"male elephant frenzy," 1878, from earlier adjective (1855), from Urdu mast "intoxicated, in rut," from Persian mast, literally "intoxicated," related to Sanskrit matta- "drunk, intoxicated," past participle of madati "boils, bubbles, gets drunk," from PIE root *mad- "wet, moist" (see mast (n.2)).
A psychiatrist is a man who goes to the Folies Bergère and looks at the audience. [Anglican Bishop Mervyn Stockwood, 1961]
An older name was mad-doctor (1703); also psychiater "expert in mental diseases" (1852), from Greek psykhē + iatros.

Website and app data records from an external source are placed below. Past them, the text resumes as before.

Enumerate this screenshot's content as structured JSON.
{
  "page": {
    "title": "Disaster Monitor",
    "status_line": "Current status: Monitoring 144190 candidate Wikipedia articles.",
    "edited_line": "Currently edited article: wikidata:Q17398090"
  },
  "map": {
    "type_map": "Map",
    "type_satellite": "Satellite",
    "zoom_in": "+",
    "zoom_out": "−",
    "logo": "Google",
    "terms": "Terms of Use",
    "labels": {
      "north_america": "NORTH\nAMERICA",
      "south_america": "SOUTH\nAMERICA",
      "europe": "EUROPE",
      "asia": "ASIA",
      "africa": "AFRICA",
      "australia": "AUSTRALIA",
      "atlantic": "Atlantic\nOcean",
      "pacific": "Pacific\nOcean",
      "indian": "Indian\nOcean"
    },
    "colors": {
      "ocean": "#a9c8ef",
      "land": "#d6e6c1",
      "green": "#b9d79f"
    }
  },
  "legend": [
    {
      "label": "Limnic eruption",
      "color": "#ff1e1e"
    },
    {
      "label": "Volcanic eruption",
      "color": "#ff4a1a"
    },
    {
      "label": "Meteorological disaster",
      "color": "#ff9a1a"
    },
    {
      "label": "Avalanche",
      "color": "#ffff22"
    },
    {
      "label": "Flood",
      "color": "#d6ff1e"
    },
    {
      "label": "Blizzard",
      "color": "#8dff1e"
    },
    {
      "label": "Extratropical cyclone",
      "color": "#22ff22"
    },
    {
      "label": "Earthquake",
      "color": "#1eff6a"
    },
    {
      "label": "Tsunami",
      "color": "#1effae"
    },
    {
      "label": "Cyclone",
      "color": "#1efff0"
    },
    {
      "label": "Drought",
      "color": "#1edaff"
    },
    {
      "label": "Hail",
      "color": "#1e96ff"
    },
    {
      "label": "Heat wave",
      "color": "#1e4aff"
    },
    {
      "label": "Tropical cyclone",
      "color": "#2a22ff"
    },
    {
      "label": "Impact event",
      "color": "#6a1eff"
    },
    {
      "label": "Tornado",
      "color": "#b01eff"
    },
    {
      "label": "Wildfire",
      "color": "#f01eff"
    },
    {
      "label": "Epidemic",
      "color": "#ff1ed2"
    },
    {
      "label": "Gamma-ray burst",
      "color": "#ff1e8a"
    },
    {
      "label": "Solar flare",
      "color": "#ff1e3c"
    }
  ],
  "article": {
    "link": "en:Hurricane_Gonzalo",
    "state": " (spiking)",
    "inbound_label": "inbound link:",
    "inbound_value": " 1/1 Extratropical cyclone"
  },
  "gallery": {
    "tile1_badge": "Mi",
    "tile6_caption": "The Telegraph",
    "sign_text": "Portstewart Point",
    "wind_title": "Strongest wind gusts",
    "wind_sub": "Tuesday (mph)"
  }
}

Also see alienist.
breakfast dish of oats, fruit, and nuts, eaten with milk or yogurt, 1926, from Swiss-German, from Old High German muos "meal, mush-like food," from Proto-Germanic *mod-sa-, from PIE root *mad- "moist, wet," with derivatives referring to various qualities of food (see mast (n.2)).
also red-wood, 1610s, "wood that has a red hue," from red (adj.1) + wood (n.). Of various types of New World trees that yield such wood, from 1716; specifically the California Sequoia sempervirens from 1819. In Scottish English 16c.-18c. the same word as an adjective meant "completely deranged, raving, stark mad," from wood (adj.).